## Assigned task
What follows is a set of records. Retype them exactly, leaving out the pictures.

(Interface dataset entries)
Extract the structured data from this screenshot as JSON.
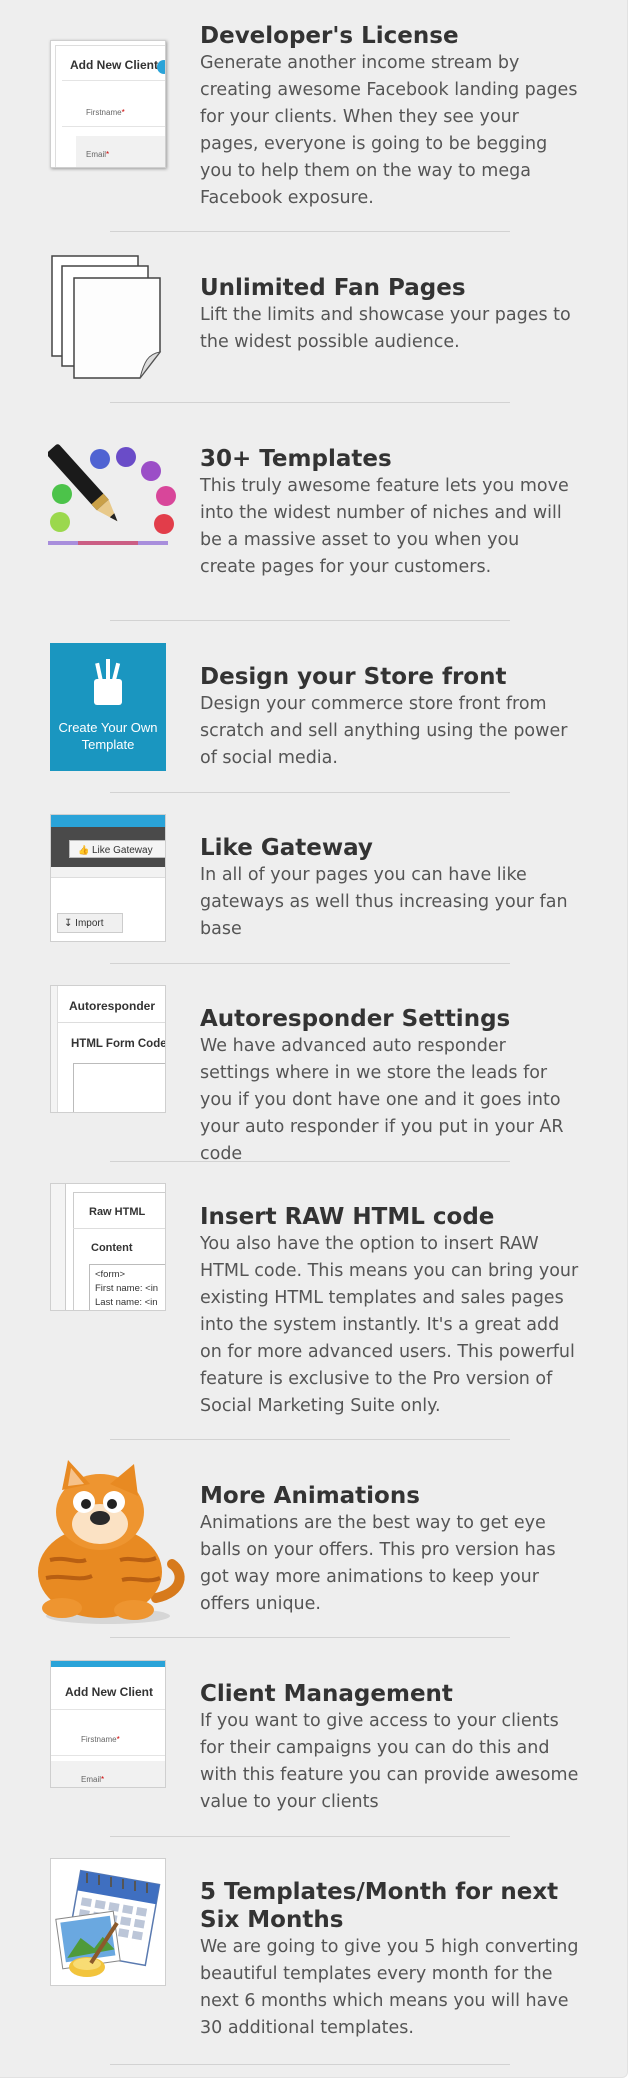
{
  "features": [
    {
      "icon": "client-form-icon",
      "title": "Developer's License",
      "description": "Generate another income stream by creating awesome Facebook landing pages for your clients. When they see your pages, everyone is going to be begging you to help them on the way to mega Facebook exposure."
    },
    {
      "icon": "stacked-pages-icon",
      "title": "Unlimited Fan Pages",
      "description": "Lift the limits and showcase your pages to the widest possible audience."
    },
    {
      "icon": "paint-palette-icon",
      "title": "30+ Templates",
      "description": "This truly awesome feature lets you move into the widest number of niches and will be a massive asset to you when you create pages for your customers."
    },
    {
      "icon": "create-template-icon",
      "title": "Design your Store front",
      "description": "Design your commerce store front from scratch and sell anything using the power of social media."
    },
    {
      "icon": "like-gateway-icon",
      "title": "Like Gateway",
      "description": "In all of your pages you can have like gateways as well thus increasing your fan base"
    },
    {
      "icon": "autoresponder-icon",
      "title": "Autoresponder Settings",
      "description": "We have advanced auto responder settings where in we store the leads for you if you dont have one and it goes into your auto responder if you put in your AR code"
    },
    {
      "icon": "raw-html-icon",
      "title": "Insert RAW HTML code",
      "description": "You also have the option to insert RAW HTML code. This means you can bring your existing HTML templates and sales pages into the system instantly. It's a great add on for more advanced users. This powerful feature is exclusive to the Pro version of Social Marketing Suite only."
    },
    {
      "icon": "cat-mascot-icon",
      "title": "More Animations",
      "description": "Animations are the best way to get eye balls on your offers. This pro version has got way more animations to keep your offers unique."
    },
    {
      "icon": "client-management-icon",
      "title": "Client Management",
      "description": "If you want to give access to your clients for their campaigns you can do this and with this feature you can provide awesome value to your clients"
    },
    {
      "icon": "calendar-icon",
      "title": "5 Templates/Month for next Six Months",
      "description": "We are going to give you 5 high converting beautiful templates every month for the next 6 months which means you will have 30 additional templates."
    }
  ],
  "thumbs": {
    "dev_heading": "Add New Client",
    "dev_firstname": "Firstname",
    "dev_email": "Email",
    "store_label": "Create Your Own Template",
    "like_button": "Like Gateway",
    "import_button": "Import",
    "ar_tab": "Autoresponder",
    "ar_field": "HTML Form Code",
    "raw_tab": "Raw HTML",
    "raw_content": "Content",
    "raw_line1": "<form>",
    "raw_line2": "First name: <in",
    "raw_line3": "Last name: <in",
    "cm_heading": "Add New Client",
    "cm_firstname": "Firstname",
    "cm_email": "Email"
  },
  "colors": {
    "panel_bg": "#eeeeee",
    "title": "#333333",
    "body_text": "#555555",
    "store_blue": "#1a96c0",
    "accent_blue": "#2aa3d8",
    "required_red": "#cc0000"
  }
}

## Exercise response
Extract the structured data from this screenshot as JSON.
{
  "features": [
    {
      "icon": "client-form-icon",
      "title": "Developer's License",
      "description": "Generate another income stream by creating awesome Facebook landing pages for your clients. When they see your pages, everyone is going to be begging you to help them on the way to mega Facebook exposure."
    },
    {
      "icon": "stacked-pages-icon",
      "title": "Unlimited Fan Pages",
      "description": "Lift the limits and showcase your pages to the widest possible audience."
    },
    {
      "icon": "paint-palette-icon",
      "title": "30+ Templates",
      "description": "This truly awesome feature lets you move into the widest number of niches and will be a massive asset to you when you create pages for your customers."
    },
    {
      "icon": "create-template-icon",
      "title": "Design your Store front",
      "description": "Design your commerce store front from scratch and sell anything using the power of social media."
    },
    {
      "icon": "like-gateway-icon",
      "title": "Like Gateway",
      "description": "In all of your pages you can have like gateways as well thus increasing your fan base"
    },
    {
      "icon": "autoresponder-icon",
      "title": "Autoresponder Settings",
      "description": "We have advanced auto responder settings where in we store the leads for you if you dont have one and it goes into your auto responder if you put in your AR code"
    },
    {
      "icon": "raw-html-icon",
      "title": "Insert RAW HTML code",
      "description": "You also have the option to insert RAW HTML code. This means you can bring your existing HTML templates and sales pages into the system instantly. It's a great add on for more advanced users. This powerful feature is exclusive to the Pro version of Social Marketing Suite only."
    },
    {
      "icon": "cat-mascot-icon",
      "title": "More Animations",
      "description": "Animations are the best way to get eye balls on your offers. This pro version has got way more animations to keep your offers unique."
    },
    {
      "icon": "client-management-icon",
      "title": "Client Management",
      "description": "If you want to give access to your clients for their campaigns you can do this and with this feature you can provide awesome value to your clients"
    },
    {
      "icon": "calendar-icon",
      "title": "5 Templates/Month for next Six Months",
      "description": "We are going to give you 5 high converting beautiful templates every month for the next 6 months which means you will have 30 additional templates."
    }
  ],
  "thumbs": {
    "dev_heading": "Add New Client",
    "dev_firstname": "Firstname",
    "dev_email": "Email",
    "store_label": "Create Your Own Template",
    "like_button": "Like Gateway",
    "import_button": "Import",
    "ar_tab": "Autoresponder",
    "ar_field": "HTML Form Code",
    "raw_tab": "Raw HTML",
    "raw_content": "Content",
    "raw_line1": "<form>",
    "raw_line2": "First name: <in",
    "raw_line3": "Last name: <in",
    "cm_heading": "Add New Client",
    "cm_firstname": "Firstname",
    "cm_email": "Email"
  },
  "colors": {
    "panel_bg": "#eeeeee",
    "title": "#333333",
    "body_text": "#555555",
    "store_blue": "#1a96c0",
    "accent_blue": "#2aa3d8",
    "required_red": "#cc0000"
  }
}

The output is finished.